Data records for software interfaces —
===
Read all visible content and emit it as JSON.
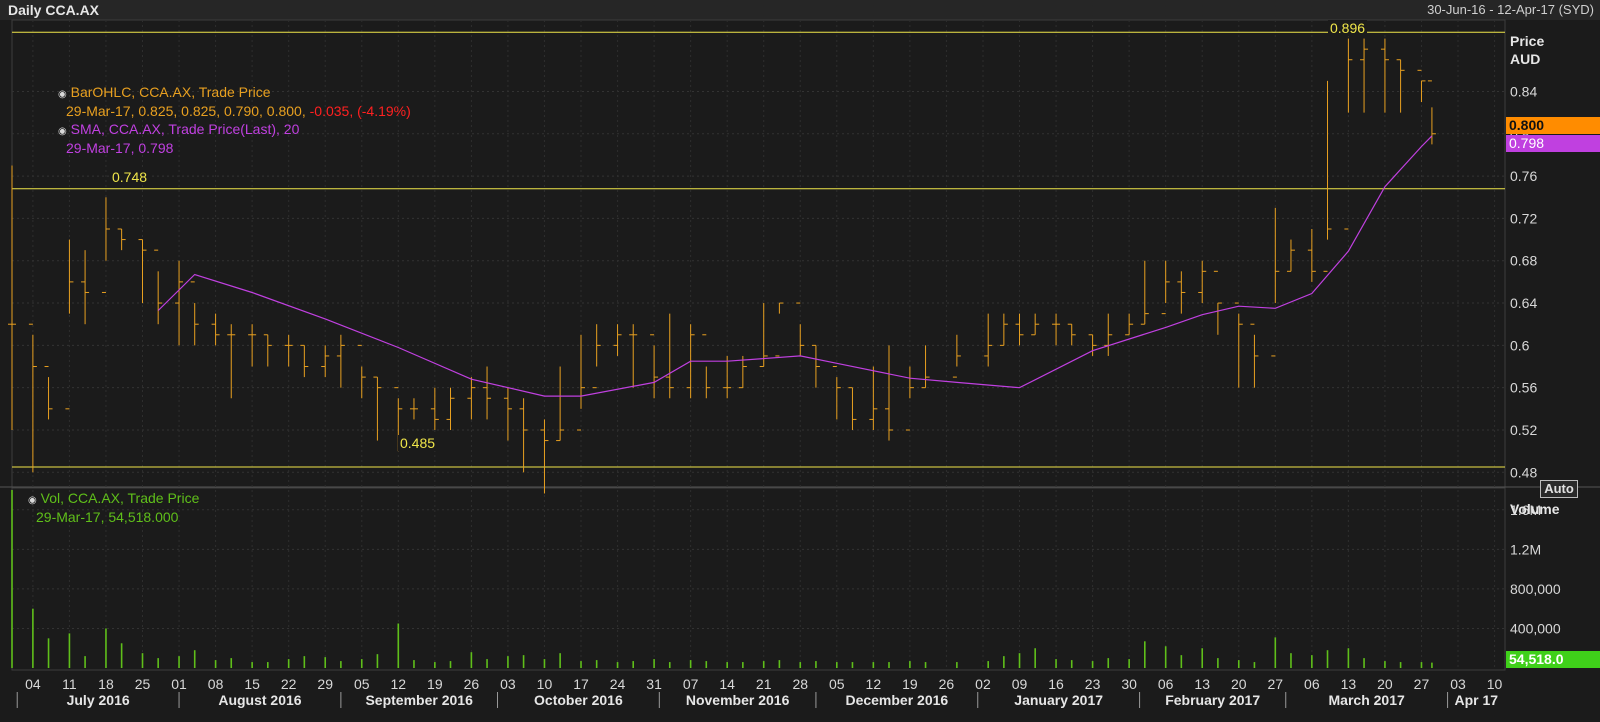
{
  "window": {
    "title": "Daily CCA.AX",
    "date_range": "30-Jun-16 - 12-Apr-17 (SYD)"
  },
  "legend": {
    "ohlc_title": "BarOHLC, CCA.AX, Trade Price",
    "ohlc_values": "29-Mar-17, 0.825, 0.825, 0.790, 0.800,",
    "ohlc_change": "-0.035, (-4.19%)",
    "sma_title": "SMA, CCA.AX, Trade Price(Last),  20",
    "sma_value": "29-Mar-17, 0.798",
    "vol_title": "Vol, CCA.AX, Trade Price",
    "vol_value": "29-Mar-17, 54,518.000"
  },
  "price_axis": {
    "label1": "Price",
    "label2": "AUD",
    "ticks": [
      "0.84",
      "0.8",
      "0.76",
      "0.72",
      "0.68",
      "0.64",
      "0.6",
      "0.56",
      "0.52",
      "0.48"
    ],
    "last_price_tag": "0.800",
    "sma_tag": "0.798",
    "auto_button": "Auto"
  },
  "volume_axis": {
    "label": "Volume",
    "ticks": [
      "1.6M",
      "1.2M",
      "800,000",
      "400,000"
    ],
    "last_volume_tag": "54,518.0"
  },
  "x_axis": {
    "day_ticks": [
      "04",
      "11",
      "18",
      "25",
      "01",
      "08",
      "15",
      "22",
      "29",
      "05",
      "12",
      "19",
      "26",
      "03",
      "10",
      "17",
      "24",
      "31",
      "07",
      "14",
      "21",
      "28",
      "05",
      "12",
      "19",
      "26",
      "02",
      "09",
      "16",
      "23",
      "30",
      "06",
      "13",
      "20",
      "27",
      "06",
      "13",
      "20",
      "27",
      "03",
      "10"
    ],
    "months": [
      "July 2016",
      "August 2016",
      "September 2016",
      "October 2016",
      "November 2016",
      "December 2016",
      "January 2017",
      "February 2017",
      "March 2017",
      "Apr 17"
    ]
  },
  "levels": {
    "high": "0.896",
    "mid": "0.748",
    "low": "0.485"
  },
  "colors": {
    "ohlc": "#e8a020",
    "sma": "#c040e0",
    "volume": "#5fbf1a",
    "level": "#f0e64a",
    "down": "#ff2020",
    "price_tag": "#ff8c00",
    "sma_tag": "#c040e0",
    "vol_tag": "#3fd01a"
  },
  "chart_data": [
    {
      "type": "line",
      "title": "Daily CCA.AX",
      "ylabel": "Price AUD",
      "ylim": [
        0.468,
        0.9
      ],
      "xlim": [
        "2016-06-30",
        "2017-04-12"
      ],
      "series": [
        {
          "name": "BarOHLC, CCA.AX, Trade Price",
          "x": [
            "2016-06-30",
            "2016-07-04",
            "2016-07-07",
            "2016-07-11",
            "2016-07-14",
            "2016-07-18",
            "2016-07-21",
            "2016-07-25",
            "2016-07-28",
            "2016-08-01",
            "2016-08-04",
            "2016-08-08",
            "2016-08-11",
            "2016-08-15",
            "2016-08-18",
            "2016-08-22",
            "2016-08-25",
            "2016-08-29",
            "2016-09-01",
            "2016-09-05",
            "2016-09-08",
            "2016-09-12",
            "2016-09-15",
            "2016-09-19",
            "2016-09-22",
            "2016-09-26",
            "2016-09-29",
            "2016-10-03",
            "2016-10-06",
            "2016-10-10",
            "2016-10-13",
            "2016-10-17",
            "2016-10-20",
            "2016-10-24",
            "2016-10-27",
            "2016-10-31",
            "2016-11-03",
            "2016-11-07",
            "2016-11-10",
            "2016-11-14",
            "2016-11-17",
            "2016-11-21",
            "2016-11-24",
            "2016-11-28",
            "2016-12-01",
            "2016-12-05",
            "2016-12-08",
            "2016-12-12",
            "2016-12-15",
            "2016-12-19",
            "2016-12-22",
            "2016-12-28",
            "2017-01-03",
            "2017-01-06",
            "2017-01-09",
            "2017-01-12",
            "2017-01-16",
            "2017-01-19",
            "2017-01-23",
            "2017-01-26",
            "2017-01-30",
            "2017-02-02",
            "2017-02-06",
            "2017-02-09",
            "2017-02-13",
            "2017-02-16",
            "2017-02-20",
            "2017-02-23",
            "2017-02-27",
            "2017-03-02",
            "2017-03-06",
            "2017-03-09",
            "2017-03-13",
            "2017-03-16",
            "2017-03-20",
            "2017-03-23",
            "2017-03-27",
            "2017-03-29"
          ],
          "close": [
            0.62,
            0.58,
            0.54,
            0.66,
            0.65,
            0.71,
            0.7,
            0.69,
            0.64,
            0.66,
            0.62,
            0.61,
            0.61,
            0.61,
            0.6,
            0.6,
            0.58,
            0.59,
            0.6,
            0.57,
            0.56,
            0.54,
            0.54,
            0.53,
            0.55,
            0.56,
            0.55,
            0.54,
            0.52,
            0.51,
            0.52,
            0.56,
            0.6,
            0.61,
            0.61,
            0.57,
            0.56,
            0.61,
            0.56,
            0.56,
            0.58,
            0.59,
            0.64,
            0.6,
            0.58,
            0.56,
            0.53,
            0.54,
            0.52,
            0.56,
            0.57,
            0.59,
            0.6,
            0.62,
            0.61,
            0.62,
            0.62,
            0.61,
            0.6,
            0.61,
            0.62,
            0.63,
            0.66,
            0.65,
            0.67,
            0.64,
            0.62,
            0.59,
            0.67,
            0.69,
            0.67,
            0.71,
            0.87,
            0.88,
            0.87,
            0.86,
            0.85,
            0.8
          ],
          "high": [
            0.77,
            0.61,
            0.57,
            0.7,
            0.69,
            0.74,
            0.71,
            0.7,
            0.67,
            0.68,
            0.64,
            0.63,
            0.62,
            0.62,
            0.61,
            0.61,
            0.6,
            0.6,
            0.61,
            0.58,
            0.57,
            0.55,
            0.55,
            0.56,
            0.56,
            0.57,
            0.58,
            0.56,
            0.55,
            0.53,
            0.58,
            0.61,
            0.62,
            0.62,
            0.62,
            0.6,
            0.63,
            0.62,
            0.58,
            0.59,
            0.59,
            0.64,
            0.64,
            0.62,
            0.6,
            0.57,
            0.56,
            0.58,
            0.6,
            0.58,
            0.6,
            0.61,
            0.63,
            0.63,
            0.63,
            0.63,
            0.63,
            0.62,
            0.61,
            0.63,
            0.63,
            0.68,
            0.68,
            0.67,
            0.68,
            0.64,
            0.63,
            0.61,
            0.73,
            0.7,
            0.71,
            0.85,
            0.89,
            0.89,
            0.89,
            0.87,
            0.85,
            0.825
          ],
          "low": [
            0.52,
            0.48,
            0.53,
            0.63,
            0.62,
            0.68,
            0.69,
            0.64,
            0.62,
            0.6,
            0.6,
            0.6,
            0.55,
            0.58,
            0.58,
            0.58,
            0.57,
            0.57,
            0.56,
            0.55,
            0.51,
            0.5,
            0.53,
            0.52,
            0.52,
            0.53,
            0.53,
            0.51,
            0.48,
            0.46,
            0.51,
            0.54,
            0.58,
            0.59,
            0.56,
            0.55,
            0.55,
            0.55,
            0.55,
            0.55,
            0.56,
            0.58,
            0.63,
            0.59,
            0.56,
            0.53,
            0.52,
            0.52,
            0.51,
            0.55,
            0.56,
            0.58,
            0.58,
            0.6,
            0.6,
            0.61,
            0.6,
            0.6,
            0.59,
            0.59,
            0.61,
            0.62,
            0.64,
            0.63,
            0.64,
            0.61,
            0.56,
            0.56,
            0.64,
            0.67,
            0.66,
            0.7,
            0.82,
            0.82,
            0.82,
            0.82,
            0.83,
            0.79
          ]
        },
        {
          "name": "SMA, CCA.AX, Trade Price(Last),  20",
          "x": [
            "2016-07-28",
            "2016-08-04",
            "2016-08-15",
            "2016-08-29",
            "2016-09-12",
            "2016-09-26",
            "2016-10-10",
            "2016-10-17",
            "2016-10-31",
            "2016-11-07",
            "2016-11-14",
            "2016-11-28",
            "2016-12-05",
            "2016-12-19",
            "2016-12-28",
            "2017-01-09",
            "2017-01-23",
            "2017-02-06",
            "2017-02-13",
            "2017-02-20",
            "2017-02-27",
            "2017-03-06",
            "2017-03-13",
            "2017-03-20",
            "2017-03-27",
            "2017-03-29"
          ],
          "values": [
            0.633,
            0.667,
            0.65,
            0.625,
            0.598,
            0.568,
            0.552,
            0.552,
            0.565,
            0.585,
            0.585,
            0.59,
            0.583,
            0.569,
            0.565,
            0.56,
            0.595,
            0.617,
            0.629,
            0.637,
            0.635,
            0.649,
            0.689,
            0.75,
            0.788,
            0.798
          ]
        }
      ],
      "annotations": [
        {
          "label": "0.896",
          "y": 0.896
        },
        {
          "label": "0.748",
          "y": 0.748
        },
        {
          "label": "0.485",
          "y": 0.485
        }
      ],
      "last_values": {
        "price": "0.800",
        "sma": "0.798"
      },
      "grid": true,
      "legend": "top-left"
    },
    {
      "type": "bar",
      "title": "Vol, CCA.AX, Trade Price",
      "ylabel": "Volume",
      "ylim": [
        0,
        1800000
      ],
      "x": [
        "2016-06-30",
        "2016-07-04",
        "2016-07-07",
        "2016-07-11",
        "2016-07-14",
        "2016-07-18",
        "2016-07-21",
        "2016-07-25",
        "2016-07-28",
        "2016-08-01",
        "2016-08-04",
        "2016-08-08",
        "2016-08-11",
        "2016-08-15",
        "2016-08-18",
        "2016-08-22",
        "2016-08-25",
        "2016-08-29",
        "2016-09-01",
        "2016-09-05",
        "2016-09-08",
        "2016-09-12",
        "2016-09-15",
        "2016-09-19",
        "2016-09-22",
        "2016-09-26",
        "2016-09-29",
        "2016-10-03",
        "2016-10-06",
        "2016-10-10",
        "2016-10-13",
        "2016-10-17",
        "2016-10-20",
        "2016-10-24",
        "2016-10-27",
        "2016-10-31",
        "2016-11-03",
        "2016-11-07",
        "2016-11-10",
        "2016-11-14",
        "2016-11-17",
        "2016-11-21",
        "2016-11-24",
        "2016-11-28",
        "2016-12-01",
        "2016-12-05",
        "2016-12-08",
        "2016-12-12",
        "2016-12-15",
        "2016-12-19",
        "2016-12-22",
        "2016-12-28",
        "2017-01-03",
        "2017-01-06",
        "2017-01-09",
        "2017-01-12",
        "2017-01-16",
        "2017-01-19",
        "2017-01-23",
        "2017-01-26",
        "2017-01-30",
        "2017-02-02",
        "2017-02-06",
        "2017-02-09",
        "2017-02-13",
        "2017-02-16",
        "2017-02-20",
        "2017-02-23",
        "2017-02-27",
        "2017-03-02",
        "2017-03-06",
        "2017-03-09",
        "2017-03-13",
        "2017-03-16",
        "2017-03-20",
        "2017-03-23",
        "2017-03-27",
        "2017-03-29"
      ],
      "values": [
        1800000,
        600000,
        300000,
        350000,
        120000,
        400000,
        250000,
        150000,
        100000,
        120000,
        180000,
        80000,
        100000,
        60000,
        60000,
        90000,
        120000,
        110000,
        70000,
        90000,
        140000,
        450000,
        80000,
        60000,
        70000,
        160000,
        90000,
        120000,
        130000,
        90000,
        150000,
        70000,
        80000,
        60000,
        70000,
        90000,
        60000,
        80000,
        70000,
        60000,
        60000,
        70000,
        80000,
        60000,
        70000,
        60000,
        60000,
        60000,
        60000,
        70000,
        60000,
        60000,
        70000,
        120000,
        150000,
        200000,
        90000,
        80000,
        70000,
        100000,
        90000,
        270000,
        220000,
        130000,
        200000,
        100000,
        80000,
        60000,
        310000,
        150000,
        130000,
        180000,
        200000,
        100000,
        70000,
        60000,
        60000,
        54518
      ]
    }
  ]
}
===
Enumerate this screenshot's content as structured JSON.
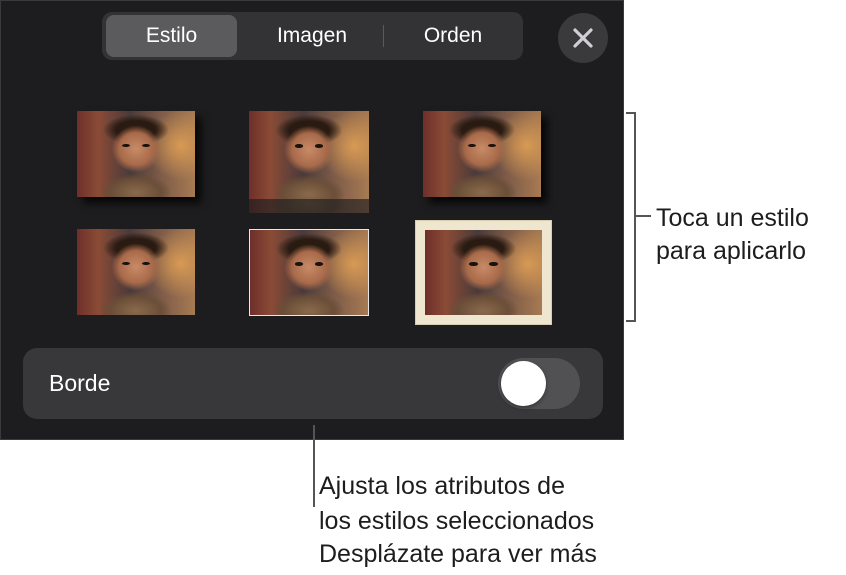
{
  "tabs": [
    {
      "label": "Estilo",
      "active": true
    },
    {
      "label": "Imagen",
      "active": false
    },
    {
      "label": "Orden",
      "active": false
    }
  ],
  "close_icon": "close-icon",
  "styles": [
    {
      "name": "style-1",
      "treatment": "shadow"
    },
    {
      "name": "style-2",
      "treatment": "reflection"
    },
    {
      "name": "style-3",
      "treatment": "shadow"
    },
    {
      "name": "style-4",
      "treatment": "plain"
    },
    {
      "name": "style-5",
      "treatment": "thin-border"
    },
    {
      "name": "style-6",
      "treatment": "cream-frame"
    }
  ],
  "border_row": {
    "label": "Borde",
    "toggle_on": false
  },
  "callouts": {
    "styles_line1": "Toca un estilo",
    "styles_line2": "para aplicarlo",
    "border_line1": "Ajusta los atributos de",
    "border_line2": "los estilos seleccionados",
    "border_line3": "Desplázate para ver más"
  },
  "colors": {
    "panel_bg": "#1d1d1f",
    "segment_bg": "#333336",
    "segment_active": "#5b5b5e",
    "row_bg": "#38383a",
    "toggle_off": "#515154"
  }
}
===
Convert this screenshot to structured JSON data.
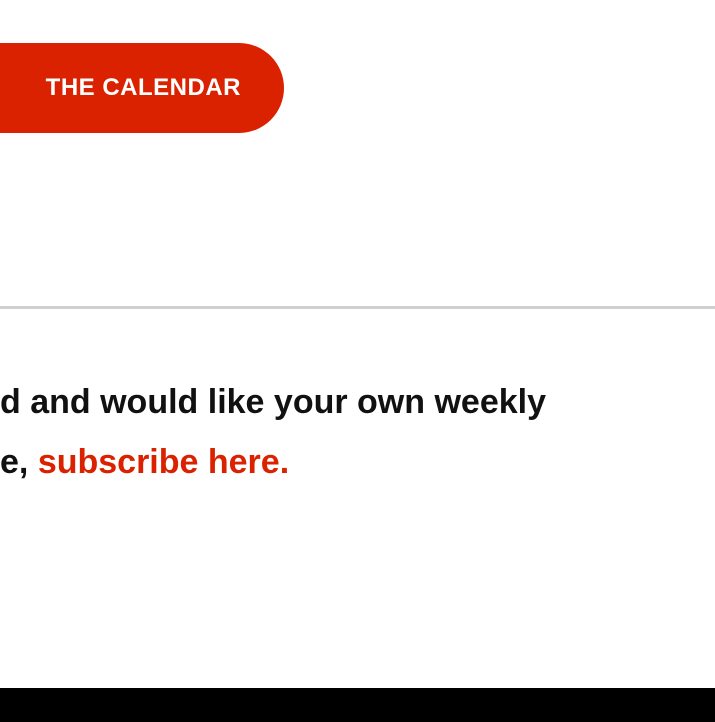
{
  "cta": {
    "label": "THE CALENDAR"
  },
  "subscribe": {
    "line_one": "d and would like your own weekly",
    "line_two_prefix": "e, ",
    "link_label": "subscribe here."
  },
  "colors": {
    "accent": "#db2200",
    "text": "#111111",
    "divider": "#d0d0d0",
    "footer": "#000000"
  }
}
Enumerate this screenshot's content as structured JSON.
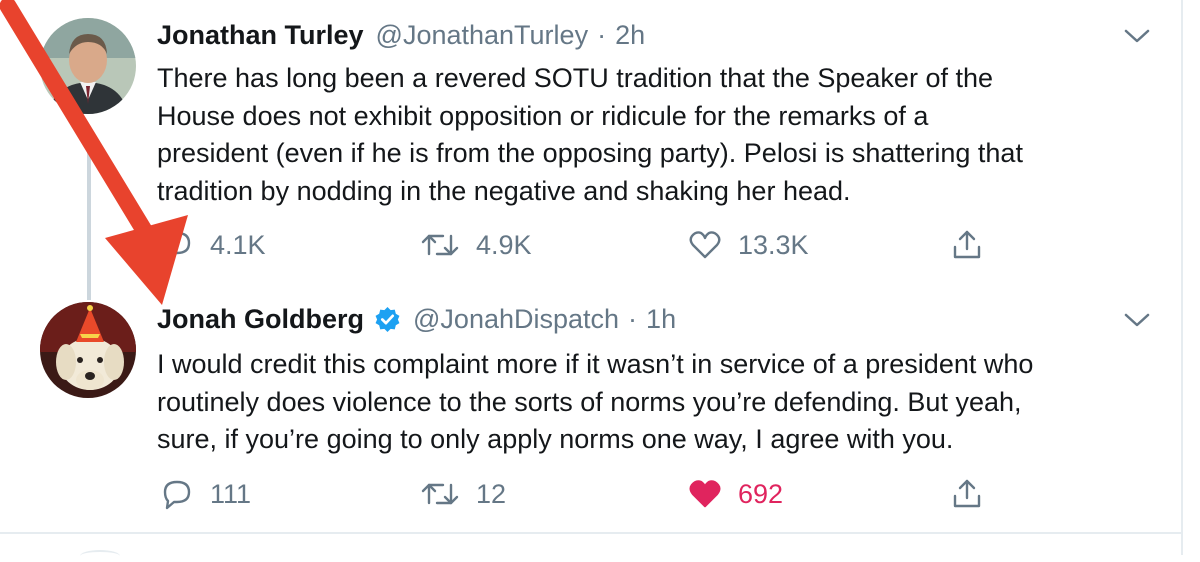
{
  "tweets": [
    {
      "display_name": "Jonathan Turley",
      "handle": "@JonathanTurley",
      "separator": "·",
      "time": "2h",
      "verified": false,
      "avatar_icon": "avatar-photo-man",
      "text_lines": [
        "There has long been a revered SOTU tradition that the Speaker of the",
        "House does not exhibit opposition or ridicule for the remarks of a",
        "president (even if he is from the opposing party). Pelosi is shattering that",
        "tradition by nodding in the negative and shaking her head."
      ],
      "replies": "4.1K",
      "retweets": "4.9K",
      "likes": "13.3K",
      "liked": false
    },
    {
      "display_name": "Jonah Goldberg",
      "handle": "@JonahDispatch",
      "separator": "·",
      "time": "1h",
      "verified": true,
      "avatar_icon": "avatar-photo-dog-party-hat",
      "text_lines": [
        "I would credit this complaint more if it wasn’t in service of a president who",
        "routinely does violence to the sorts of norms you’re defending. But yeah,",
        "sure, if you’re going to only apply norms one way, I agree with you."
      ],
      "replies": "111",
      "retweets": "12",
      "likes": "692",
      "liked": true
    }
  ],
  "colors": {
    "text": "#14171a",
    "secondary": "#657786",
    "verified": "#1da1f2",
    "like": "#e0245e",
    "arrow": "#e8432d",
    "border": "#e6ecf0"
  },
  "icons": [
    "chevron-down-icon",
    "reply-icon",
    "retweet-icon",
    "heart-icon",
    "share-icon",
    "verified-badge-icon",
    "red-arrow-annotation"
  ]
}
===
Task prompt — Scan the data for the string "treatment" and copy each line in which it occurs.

Answer box —
      "treatment": "shadow"
      "treatment": "reflection"
      "treatment": "shadow"
      "treatment": "plain"
      "treatment": "thin-border"
      "treatment": "cream-frame"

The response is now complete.